YOUR TASK: Pull each line containing "ETHUSDT" out of the data and copy it.

LISTED ENTRIES:
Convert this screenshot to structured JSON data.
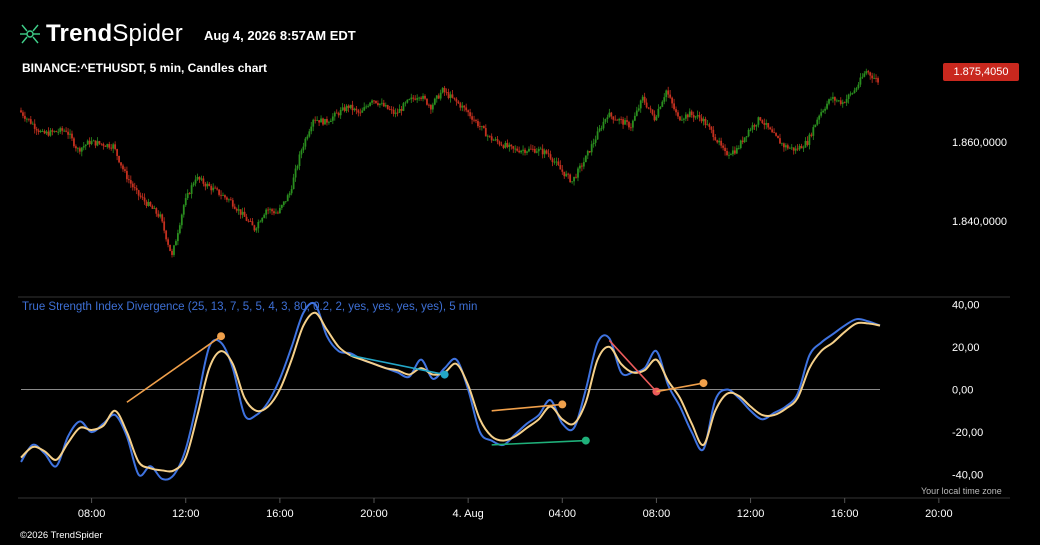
{
  "header": {
    "brand_bold": "Trend",
    "brand_light": "Spider",
    "timestamp": "Aug 4, 2026 8:57AM EDT",
    "symbol_line": "BINANCE:^ETHUSDT, 5 min, Candles chart",
    "current_price": "1.875,4050"
  },
  "indicator": {
    "label": "True Strength Index Divergence (25, 13, 7, 5, 5, 4, 3, 80, 0.2, 2, yes, yes, yes, yes), 5 min"
  },
  "footer": {
    "timezone_note": "Your local time zone",
    "copyright": "©2026 TrendSpider"
  },
  "colors": {
    "up": "#2a8f1f",
    "down": "#c4301f",
    "tsi": "#3f73e0",
    "signal": "#f5d08a",
    "bull_div": "#1fb07a",
    "bear_div": "#f0a04b",
    "hidden_bear": "#ec5b5b",
    "hidden_bull": "#23a6c7",
    "badge": "#c9281e"
  },
  "chart_data": [
    {
      "type": "line",
      "title": "BINANCE:^ETHUSDT, 5 min, Candles chart",
      "style": "candles",
      "y_ticks": [
        {
          "value": 1860,
          "label": "1.860,0000"
        },
        {
          "value": 1840,
          "label": "1.840,0000"
        }
      ],
      "ylim": [
        1822,
        1882
      ],
      "x_ticks": [
        "08:00",
        "12:00",
        "16:00",
        "20:00",
        "4. Aug",
        "04:00",
        "08:00",
        "12:00",
        "16:00",
        "20:00"
      ],
      "xlim_hours": [
        5.0,
        25.0
      ],
      "series": [
        {
          "x_hours": [
            5.0,
            6.0,
            7.0,
            7.5,
            8.0,
            9.0,
            9.5,
            10.0,
            11.0,
            11.5,
            12.0,
            12.5,
            13.0,
            14.0,
            15.0,
            15.5,
            16.0,
            16.5,
            17.0,
            17.5,
            18.0,
            19.0,
            19.5,
            20.0,
            21.0,
            21.5,
            22.0,
            22.5,
            23.0,
            24.0,
            25.0,
            26.0,
            27.0,
            27.5,
            28.0,
            28.5,
            29.0,
            30.0,
            31.0,
            31.5,
            32.0,
            32.5,
            33.0,
            33.5,
            34.0,
            34.5,
            35.0,
            35.5,
            36.0,
            36.5,
            37.0,
            37.5,
            38.0,
            38.5,
            39.0,
            39.5,
            40.0,
            40.5,
            41.0,
            41.5
          ],
          "values": [
            1868,
            1862,
            1863,
            1858,
            1860,
            1859,
            1852,
            1847,
            1841,
            1831,
            1844,
            1851,
            1849,
            1845,
            1838,
            1843,
            1842,
            1847,
            1858,
            1866,
            1865,
            1869,
            1867,
            1871,
            1867,
            1870,
            1872,
            1869,
            1873,
            1868,
            1861,
            1858,
            1858,
            1857,
            1853,
            1850,
            1855,
            1867,
            1864,
            1871,
            1866,
            1873,
            1866,
            1867,
            1866,
            1862,
            1857,
            1858,
            1863,
            1866,
            1862,
            1859,
            1858,
            1860,
            1867,
            1871,
            1870,
            1873,
            1878,
            1875.4
          ]
        }
      ]
    },
    {
      "type": "line",
      "title": "True Strength Index Divergence (25, 13, 7, 5, 5, 4, 3, 80, 0.2, 2, yes, yes, yes, yes), 5 min",
      "y_ticks": [
        {
          "value": 40,
          "label": "40,00"
        },
        {
          "value": 20,
          "label": "20,00"
        },
        {
          "value": 0,
          "label": "0,00"
        },
        {
          "value": -20,
          "label": "-20,00"
        },
        {
          "value": -40,
          "label": "-40,00"
        }
      ],
      "ylim": [
        -50,
        42
      ],
      "series": [
        {
          "x_hours": [
            5.0,
            5.5,
            6.0,
            6.5,
            7.0,
            7.5,
            8.0,
            8.5,
            9.0,
            9.5,
            10.0,
            10.5,
            11.0,
            11.5,
            12.0,
            12.5,
            13.0,
            13.5,
            14.0,
            14.5,
            15.0,
            15.5,
            16.0,
            16.5,
            17.0,
            17.5,
            18.0,
            18.5,
            19.0,
            19.5,
            20.0,
            20.5,
            21.0,
            21.5,
            22.0,
            22.5,
            23.0,
            23.5,
            24.0,
            24.5,
            25.0,
            25.5,
            26.0,
            26.5,
            27.0,
            27.5,
            28.0,
            28.5,
            29.0,
            29.5,
            30.0,
            30.5,
            31.0,
            31.5,
            32.0,
            32.5,
            33.0,
            33.5,
            34.0,
            34.5,
            35.0,
            35.5,
            36.0,
            36.5,
            37.0,
            37.5,
            38.0,
            38.5,
            39.0,
            39.5,
            40.0,
            40.5,
            41.0,
            41.5
          ],
          "values": [
            -34,
            -26,
            -30,
            -36,
            -22,
            -15,
            -20,
            -16,
            -12,
            -22,
            -40,
            -36,
            -42,
            -40,
            -28,
            -5,
            20,
            22,
            10,
            -12,
            -12,
            -6,
            5,
            20,
            36,
            40,
            25,
            18,
            17,
            14,
            12,
            10,
            8,
            6,
            14,
            5,
            10,
            14,
            0,
            -20,
            -24,
            -26,
            -21,
            -16,
            -12,
            -5,
            -16,
            -18,
            0,
            22,
            24,
            8,
            8,
            10,
            18,
            2,
            -8,
            -20,
            -28,
            -5,
            0,
            -4,
            -10,
            -14,
            -11,
            -8,
            -2,
            16,
            22,
            26,
            30,
            33,
            32,
            30
          ]
        },
        {
          "x_hours": [
            5.0,
            5.5,
            6.0,
            6.5,
            7.0,
            7.5,
            8.0,
            8.5,
            9.0,
            9.5,
            10.0,
            10.5,
            11.0,
            11.5,
            12.0,
            12.5,
            13.0,
            13.5,
            14.0,
            14.5,
            15.0,
            15.5,
            16.0,
            16.5,
            17.0,
            17.5,
            18.0,
            18.5,
            19.0,
            19.5,
            20.0,
            20.5,
            21.0,
            21.5,
            22.0,
            22.5,
            23.0,
            23.5,
            24.0,
            24.5,
            25.0,
            25.5,
            26.0,
            26.5,
            27.0,
            27.5,
            28.0,
            28.5,
            29.0,
            29.5,
            30.0,
            30.5,
            31.0,
            31.5,
            32.0,
            32.5,
            33.0,
            33.5,
            34.0,
            34.5,
            35.0,
            35.5,
            36.0,
            36.5,
            37.0,
            37.5,
            38.0,
            38.5,
            39.0,
            39.5,
            40.0,
            40.5,
            41.0,
            41.5
          ],
          "values": [
            -32,
            -27,
            -29,
            -33,
            -25,
            -18,
            -19,
            -17,
            -10,
            -20,
            -34,
            -37,
            -38,
            -38,
            -32,
            -12,
            10,
            18,
            12,
            -4,
            -10,
            -8,
            0,
            14,
            30,
            36,
            28,
            20,
            16,
            14,
            12,
            10,
            9,
            7,
            10,
            7,
            8,
            12,
            2,
            -14,
            -22,
            -24,
            -22,
            -18,
            -14,
            -8,
            -14,
            -16,
            -6,
            14,
            20,
            12,
            8,
            9,
            14,
            4,
            -4,
            -16,
            -26,
            -10,
            -2,
            -3,
            -8,
            -12,
            -12,
            -9,
            -4,
            10,
            18,
            22,
            27,
            31,
            31,
            30
          ]
        }
      ],
      "divergences": [
        {
          "kind": "bear",
          "x_hours": [
            9.5,
            13.5
          ],
          "values": [
            -6,
            25
          ]
        },
        {
          "kind": "hidden-bull",
          "x_hours": [
            19.0,
            23.0
          ],
          "values": [
            16,
            7
          ]
        },
        {
          "kind": "bull",
          "x_hours": [
            25.0,
            29.0
          ],
          "values": [
            -26,
            -24
          ]
        },
        {
          "kind": "bear",
          "x_hours": [
            25.0,
            28.0
          ],
          "values": [
            -10,
            -7
          ]
        },
        {
          "kind": "hidden-bear",
          "x_hours": [
            30.0,
            32.0
          ],
          "values": [
            23,
            -1
          ]
        },
        {
          "kind": "bear",
          "x_hours": [
            32.0,
            34.0
          ],
          "values": [
            -1,
            3
          ]
        }
      ]
    }
  ]
}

EXERCISE SOLUTION:
    "symbol_line": "BINANCE:^ETHUSDT, 5 min, Candles chart",
      "title": "BINANCE:^ETHUSDT, 5 min, Candles chart",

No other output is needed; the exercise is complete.